Below is a block of entries; repeat all of it exactly but omit the pictures.

-------

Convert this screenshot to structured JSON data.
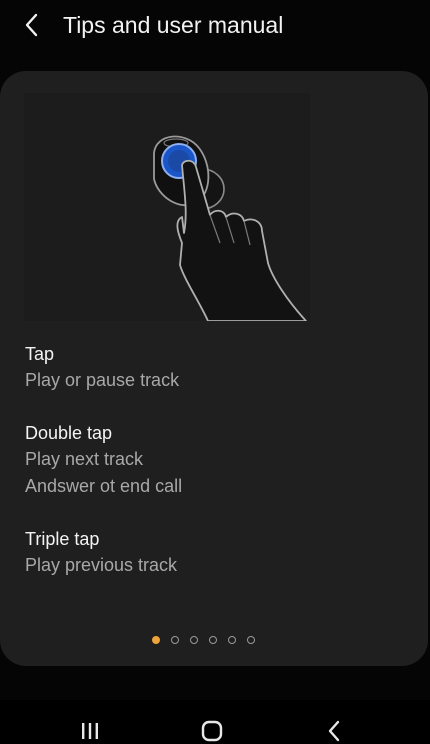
{
  "header": {
    "title": "Tips and user manual",
    "back_icon": "chevron-left-icon"
  },
  "illustration": {
    "icon": "finger-tap-earbud-icon",
    "accent_color": "#1a56c8"
  },
  "gestures": [
    {
      "title": "Tap",
      "lines": [
        "Play or pause track"
      ]
    },
    {
      "title": "Double tap",
      "lines": [
        "Play next track",
        "Andswer ot end call"
      ]
    },
    {
      "title": "Triple tap",
      "lines": [
        "Play previous track"
      ]
    }
  ],
  "pager": {
    "total": 6,
    "active_index": 0,
    "active_color": "#f0a33a"
  },
  "nav_bar": {
    "recent_icon": "recent-apps-icon",
    "home_icon": "home-icon",
    "back_icon": "back-icon"
  }
}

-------

=== EXERCISE OUTPUT ===
Convert this screenshot to structured JSON data.
{
  "header": {
    "title": "Tips and user manual",
    "back_icon": "chevron-left-icon"
  },
  "illustration": {
    "icon": "finger-tap-earbud-icon",
    "accent_color": "#1a56c8"
  },
  "gestures": [
    {
      "title": "Tap",
      "lines": [
        "Play or pause track"
      ]
    },
    {
      "title": "Double tap",
      "lines": [
        "Play next track",
        "Andswer ot end call"
      ]
    },
    {
      "title": "Triple tap",
      "lines": [
        "Play previous track"
      ]
    }
  ],
  "pager": {
    "total": 6,
    "active_index": 0,
    "active_color": "#f0a33a"
  },
  "nav_bar": {
    "recent_icon": "recent-apps-icon",
    "home_icon": "home-icon",
    "back_icon": "back-icon"
  }
}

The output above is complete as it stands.